PROBLEM TO SOLVE
Scan the entries for lines containing the string "name". Reply with how many there are, and nothing else.

Records excerpted from a collection

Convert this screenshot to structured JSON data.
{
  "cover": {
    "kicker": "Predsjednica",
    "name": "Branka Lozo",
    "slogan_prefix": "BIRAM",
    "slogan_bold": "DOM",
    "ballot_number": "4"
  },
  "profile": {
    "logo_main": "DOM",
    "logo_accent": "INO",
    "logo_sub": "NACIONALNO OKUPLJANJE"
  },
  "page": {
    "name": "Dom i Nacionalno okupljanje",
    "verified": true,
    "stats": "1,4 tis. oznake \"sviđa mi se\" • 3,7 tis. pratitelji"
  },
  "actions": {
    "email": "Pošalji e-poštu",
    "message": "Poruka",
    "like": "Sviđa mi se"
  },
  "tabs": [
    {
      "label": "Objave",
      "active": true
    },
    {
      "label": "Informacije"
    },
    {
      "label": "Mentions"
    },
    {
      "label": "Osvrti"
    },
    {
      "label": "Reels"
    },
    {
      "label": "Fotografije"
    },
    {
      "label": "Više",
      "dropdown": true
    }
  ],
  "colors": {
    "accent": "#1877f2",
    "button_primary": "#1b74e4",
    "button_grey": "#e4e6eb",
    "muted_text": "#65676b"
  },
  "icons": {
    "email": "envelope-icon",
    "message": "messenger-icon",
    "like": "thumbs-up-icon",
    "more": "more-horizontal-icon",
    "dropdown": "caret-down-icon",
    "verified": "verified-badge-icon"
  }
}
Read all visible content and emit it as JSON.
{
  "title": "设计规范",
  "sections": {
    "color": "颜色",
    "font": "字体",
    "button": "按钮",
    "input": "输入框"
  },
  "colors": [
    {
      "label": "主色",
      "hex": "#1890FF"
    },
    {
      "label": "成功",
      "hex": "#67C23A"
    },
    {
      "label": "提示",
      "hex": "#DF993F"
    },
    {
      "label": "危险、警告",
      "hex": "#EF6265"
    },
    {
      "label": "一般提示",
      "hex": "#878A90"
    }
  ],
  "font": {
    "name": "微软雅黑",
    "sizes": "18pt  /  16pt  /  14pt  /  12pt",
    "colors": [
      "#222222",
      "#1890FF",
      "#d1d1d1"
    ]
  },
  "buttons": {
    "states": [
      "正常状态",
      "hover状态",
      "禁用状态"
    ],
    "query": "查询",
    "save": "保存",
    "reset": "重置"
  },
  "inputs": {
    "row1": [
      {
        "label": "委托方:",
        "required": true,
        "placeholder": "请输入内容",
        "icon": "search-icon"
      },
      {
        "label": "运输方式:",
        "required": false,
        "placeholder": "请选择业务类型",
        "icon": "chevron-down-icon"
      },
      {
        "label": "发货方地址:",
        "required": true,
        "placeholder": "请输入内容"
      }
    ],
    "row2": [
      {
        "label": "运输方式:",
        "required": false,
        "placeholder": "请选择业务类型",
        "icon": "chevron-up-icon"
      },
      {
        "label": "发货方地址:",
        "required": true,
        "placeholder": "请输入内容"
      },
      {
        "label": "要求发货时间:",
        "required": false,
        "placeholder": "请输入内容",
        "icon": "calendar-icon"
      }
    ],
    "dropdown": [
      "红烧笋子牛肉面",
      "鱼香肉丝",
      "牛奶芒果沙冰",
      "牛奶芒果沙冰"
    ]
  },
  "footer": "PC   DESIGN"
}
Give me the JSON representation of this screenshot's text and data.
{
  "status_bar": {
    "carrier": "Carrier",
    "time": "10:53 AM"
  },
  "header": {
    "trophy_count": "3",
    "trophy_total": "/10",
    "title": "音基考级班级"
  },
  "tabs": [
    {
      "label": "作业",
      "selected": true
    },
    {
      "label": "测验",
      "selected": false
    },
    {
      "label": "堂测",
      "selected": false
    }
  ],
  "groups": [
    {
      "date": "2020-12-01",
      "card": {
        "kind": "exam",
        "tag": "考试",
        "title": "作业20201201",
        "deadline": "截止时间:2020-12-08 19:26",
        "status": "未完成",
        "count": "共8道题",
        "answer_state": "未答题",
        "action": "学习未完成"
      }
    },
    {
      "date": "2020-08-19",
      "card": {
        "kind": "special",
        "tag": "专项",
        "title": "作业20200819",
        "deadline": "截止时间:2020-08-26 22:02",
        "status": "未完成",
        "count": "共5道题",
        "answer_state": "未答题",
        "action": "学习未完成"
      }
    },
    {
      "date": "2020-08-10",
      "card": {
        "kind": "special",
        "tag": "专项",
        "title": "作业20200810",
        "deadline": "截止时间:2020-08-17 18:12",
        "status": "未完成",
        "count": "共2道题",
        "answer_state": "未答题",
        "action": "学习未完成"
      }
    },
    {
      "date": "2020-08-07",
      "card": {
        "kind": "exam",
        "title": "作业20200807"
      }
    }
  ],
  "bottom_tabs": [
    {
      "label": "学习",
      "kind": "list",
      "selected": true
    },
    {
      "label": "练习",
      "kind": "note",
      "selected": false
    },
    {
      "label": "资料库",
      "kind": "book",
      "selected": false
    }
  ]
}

EXERCISE ANSWER
3